WORK INSTRUCTION: Retype all of the data shown below, keeping every character the same.

MATERIAL FOR THE TASK:
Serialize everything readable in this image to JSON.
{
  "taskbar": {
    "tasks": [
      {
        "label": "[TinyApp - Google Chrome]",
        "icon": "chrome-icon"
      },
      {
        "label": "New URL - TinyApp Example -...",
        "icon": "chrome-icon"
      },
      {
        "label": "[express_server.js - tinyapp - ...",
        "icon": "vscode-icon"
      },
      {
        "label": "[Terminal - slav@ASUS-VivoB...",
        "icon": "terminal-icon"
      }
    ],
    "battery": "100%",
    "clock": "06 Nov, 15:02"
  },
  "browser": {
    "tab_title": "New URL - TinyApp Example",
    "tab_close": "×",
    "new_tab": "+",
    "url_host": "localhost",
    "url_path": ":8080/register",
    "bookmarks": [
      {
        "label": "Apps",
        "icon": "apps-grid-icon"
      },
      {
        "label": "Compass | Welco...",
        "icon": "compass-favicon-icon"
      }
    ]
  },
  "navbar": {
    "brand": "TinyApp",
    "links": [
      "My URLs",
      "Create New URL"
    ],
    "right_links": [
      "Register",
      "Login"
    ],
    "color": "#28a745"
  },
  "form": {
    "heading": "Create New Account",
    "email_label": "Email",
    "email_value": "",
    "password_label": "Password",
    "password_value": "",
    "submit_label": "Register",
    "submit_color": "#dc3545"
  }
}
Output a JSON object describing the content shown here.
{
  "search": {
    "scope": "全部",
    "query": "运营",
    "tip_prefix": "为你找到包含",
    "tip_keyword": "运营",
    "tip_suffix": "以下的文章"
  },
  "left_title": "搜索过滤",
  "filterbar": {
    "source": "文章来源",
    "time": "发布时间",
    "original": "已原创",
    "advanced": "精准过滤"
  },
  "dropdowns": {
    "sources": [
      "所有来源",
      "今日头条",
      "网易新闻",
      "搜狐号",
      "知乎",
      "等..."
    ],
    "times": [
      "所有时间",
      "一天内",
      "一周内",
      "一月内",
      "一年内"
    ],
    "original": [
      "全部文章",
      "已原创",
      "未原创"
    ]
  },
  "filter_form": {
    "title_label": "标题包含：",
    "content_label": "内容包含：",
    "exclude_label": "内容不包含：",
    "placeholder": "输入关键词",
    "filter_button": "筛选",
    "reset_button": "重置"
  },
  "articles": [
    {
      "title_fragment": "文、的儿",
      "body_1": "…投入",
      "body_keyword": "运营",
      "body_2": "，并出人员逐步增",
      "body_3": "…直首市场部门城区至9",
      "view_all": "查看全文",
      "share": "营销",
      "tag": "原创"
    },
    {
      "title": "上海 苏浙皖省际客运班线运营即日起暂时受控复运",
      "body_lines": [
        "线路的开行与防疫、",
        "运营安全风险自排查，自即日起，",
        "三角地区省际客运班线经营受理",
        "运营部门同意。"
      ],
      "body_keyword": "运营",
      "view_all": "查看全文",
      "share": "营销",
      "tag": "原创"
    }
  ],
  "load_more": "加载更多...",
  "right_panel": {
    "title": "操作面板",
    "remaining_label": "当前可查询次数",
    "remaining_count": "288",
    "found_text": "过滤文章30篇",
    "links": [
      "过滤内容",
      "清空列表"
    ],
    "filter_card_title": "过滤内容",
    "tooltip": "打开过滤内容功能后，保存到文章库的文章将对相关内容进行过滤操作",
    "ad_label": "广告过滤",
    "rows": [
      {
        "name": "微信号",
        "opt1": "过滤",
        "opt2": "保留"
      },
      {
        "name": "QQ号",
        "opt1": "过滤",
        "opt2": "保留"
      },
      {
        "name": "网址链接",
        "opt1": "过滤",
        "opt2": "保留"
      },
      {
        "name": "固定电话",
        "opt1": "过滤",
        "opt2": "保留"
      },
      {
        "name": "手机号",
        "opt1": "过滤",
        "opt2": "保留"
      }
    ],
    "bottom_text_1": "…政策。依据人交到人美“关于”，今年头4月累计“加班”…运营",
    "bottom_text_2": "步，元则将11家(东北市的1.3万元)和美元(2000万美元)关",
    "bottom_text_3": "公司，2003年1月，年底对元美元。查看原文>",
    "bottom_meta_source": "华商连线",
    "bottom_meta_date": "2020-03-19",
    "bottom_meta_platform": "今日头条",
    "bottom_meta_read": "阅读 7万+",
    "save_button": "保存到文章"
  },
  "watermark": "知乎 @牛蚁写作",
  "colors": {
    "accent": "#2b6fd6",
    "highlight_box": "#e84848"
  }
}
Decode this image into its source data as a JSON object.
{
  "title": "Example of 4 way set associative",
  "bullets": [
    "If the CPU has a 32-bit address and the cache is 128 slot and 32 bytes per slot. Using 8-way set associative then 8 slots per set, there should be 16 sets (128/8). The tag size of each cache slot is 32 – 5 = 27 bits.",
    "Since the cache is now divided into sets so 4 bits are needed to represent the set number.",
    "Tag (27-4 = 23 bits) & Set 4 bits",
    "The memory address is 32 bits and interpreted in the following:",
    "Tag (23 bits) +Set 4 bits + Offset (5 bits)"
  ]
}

RESULT OF THE EXERCISE:
Serialize everything readable in this image to JSON.
{
  "taskbar": {
    "tasks": [
      {
        "label": "[TinyApp - Google Chrome]",
        "icon": "chrome-icon"
      },
      {
        "label": "New URL - TinyApp Example -...",
        "icon": "chrome-icon"
      },
      {
        "label": "[express_server.js - tinyapp - ...",
        "icon": "vscode-icon"
      },
      {
        "label": "[Terminal - slav@ASUS-VivoB...",
        "icon": "terminal-icon"
      }
    ],
    "battery": "100%",
    "clock": "06 Nov, 15:02"
  },
  "browser": {
    "tab_title": "New URL - TinyApp Example",
    "tab_close": "×",
    "new_tab": "+",
    "url_host": "localhost",
    "url_path": ":8080/register",
    "bookmarks": [
      {
        "label": "Apps",
        "icon": "apps-grid-icon"
      },
      {
        "label": "Compass | Welco...",
        "icon": "compass-favicon-icon"
      }
    ]
  },
  "navbar": {
    "brand": "TinyApp",
    "links": [
      "My URLs",
      "Create New URL"
    ],
    "right_links": [
      "Register",
      "Login"
    ],
    "color": "#28a745"
  },
  "form": {
    "heading": "Create New Account",
    "email_label": "Email",
    "email_value": "",
    "password_label": "Password",
    "password_value": "",
    "submit_label": "Register",
    "submit_color": "#dc3545"
  }
}
Output a JSON object describing the content shown here.
{
  "search": {
    "scope": "全部",
    "query": "运营",
    "tip_prefix": "为你找到包含",
    "tip_keyword": "运营",
    "tip_suffix": "以下的文章"
  },
  "left_title": "搜索过滤",
  "filterbar": {
    "source": "文章来源",
    "time": "发布时间",
    "original": "已原创",
    "advanced": "精准过滤"
  },
  "dropdowns": {
    "sources": [
      "所有来源",
      "今日头条",
      "网易新闻",
      "搜狐号",
      "知乎",
      "等..."
    ],
    "times": [
      "所有时间",
      "一天内",
      "一周内",
      "一月内",
      "一年内"
    ],
    "original": [
      "全部文章",
      "已原创",
      "未原创"
    ]
  },
  "filter_form": {
    "title_label": "标题包含：",
    "content_label": "内容包含：",
    "exclude_label": "内容不包含：",
    "placeholder": "输入关键词",
    "filter_button": "筛选",
    "reset_button": "重置"
  },
  "articles": [
    {
      "title_fragment": "文、的儿",
      "body_1": "…投入",
      "body_keyword": "运营",
      "body_2": "，并出人员逐步增",
      "body_3": "…直首市场部门城区至9",
      "view_all": "查看全文",
      "share": "营销",
      "tag": "原创"
    },
    {
      "title": "上海 苏浙皖省际客运班线运营即日起暂时受控复运",
      "body_lines": [
        "线路的开行与防疫、",
        "运营安全风险自排查，自即日起，",
        "三角地区省际客运班线经营受理",
        "运营部门同意。"
      ],
      "body_keyword": "运营",
      "view_all": "查看全文",
      "share": "营销",
      "tag": "原创"
    }
  ],
  "load_more": "加载更多...",
  "right_panel": {
    "title": "操作面板",
    "remaining_label": "当前可查询次数",
    "remaining_count": "288",
    "found_text": "过滤文章30篇",
    "links": [
      "过滤内容",
      "清空列表"
    ],
    "filter_card_title": "过滤内容",
    "tooltip": "打开过滤内容功能后，保存到文章库的文章将对相关内容进行过滤操作",
    "ad_label": "广告过滤",
    "rows": [
      {
        "name": "微信号",
        "opt1": "过滤",
        "opt2": "保留"
      },
      {
        "name": "QQ号",
        "opt1": "过滤",
        "opt2": "保留"
      },
      {
        "name": "网址链接",
        "opt1": "过滤",
        "opt2": "保留"
      },
      {
        "name": "固定电话",
        "opt1": "过滤",
        "opt2": "保留"
      },
      {
        "name": "手机号",
        "opt1": "过滤",
        "opt2": "保留"
      }
    ],
    "bottom_text_1": "…政策。依据人交到人美“关于”，今年头4月累计“加班”…运营",
    "bottom_text_2": "步，元则将11家(东北市的1.3万元)和美元(2000万美元)关",
    "bottom_text_3": "公司，2003年1月，年底对元美元。查看原文>",
    "bottom_meta_source": "华商连线",
    "bottom_meta_date": "2020-03-19",
    "bottom_meta_platform": "今日头条",
    "bottom_meta_read": "阅读 7万+",
    "save_button": "保存到文章"
  },
  "watermark": "知乎 @牛蚁写作",
  "colors": {
    "accent": "#2b6fd6",
    "highlight_box": "#e84848"
  }
}
Decode this image into its source data as a JSON object.
{
  "title": "Example of 4 way set associative",
  "bullets": [
    "If the CPU has a 32-bit address and the cache is 128 slot and 32 bytes per slot. Using 8-way set associative then 8 slots per set, there should be 16 sets (128/8). The tag size of each cache slot is 32 – 5 = 27 bits.",
    "Since the cache is now divided into sets so 4 bits are needed to represent the set number.",
    "Tag (27-4 = 23 bits) & Set 4 bits",
    "The memory address is 32 bits and interpreted in the following:",
    "Tag (23 bits) +Set 4 bits + Offset (5 bits)"
  ]
}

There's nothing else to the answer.